In the records, each line holding "value" must be reported.

------ RECORDS FOR THIS EXERCISE

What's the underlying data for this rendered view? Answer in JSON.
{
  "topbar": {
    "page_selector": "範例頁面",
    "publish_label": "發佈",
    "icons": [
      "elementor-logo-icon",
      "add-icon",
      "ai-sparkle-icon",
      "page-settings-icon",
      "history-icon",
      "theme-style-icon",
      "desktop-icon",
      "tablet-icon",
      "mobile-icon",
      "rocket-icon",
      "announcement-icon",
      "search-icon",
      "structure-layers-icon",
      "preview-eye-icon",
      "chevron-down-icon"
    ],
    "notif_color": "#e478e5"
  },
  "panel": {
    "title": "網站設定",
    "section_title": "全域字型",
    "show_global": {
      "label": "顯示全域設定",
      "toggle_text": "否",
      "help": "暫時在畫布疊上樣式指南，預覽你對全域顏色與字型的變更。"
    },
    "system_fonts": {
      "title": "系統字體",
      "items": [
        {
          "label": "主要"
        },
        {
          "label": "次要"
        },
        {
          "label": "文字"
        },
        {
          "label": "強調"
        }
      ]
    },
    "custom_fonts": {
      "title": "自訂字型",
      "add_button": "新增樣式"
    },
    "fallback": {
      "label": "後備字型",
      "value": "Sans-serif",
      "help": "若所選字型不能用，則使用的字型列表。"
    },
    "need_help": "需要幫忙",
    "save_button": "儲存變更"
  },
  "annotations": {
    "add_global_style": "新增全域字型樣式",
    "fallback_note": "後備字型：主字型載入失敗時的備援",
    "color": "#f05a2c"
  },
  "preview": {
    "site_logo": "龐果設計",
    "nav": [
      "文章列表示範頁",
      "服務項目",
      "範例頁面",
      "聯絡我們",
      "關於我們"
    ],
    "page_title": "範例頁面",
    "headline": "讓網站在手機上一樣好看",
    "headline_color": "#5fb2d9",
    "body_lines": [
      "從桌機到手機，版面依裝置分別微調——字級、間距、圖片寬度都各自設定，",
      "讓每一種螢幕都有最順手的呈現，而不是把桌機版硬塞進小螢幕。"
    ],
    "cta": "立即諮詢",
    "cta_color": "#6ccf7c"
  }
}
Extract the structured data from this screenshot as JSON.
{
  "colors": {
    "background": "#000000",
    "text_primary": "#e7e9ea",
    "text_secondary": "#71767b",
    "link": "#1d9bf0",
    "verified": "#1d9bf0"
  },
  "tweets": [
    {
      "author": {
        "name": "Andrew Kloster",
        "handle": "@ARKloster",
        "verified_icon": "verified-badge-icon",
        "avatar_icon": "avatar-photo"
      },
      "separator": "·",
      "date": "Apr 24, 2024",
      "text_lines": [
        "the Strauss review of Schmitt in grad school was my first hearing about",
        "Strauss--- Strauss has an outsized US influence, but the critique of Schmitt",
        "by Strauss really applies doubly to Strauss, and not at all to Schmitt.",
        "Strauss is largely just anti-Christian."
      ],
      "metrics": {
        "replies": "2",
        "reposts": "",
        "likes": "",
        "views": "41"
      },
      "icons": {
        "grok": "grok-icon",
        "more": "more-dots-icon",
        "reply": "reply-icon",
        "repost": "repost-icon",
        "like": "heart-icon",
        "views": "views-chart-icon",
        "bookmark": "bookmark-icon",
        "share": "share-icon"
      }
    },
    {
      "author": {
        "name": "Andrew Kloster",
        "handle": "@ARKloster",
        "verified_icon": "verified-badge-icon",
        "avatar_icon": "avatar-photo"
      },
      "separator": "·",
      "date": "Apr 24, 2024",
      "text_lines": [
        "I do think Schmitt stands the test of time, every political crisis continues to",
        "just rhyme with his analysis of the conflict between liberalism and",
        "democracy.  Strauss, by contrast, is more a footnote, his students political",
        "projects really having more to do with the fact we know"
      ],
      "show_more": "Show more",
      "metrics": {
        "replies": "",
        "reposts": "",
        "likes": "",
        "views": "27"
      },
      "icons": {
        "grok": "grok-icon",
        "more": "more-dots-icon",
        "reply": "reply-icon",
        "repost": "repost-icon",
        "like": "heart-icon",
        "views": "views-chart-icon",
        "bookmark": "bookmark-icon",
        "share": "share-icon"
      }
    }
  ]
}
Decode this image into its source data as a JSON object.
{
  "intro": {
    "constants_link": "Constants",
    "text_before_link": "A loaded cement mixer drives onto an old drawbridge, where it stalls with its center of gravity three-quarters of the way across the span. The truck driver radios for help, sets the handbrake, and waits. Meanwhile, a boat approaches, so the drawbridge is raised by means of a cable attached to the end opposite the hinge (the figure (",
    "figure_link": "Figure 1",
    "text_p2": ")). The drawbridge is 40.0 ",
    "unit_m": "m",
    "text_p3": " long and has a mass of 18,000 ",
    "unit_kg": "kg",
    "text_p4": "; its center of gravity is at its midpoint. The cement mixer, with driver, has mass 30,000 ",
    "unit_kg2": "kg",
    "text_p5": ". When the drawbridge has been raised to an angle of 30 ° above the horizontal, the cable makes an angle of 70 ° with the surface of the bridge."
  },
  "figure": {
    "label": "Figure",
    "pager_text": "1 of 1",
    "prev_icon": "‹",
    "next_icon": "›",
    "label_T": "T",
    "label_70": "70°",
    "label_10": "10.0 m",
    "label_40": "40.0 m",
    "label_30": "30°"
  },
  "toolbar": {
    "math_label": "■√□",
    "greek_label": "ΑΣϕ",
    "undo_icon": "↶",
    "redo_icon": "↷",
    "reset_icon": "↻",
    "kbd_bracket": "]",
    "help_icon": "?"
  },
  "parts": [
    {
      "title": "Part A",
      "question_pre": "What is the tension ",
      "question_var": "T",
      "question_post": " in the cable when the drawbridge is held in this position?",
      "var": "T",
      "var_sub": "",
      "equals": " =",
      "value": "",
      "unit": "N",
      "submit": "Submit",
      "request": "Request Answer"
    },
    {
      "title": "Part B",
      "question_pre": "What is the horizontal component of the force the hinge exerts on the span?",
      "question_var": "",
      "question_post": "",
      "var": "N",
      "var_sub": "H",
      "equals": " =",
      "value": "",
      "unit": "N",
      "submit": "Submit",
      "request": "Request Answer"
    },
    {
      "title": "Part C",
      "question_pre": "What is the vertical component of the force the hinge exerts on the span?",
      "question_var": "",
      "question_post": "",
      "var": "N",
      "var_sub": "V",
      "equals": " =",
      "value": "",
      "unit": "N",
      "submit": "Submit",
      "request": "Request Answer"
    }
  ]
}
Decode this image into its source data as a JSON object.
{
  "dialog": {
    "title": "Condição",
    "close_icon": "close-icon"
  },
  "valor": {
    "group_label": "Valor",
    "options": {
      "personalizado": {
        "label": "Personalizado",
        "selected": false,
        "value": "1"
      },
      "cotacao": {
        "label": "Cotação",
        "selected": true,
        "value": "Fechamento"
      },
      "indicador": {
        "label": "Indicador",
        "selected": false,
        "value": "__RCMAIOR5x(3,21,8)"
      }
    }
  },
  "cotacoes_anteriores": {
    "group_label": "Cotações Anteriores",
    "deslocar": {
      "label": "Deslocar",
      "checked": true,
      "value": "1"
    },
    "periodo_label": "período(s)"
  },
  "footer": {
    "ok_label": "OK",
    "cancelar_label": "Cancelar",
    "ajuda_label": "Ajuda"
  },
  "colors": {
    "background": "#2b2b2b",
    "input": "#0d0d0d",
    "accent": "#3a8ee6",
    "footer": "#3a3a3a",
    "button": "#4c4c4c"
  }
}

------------

SOLVED EXERCISE →
      "value": "Sans-serif",
      "value": "",
      "value": "",
      "value": "",
        "value": "1"
        "value": "Fechamento"
        "value": "__RCMAIOR5x(3,21,8)"
      "value": "1"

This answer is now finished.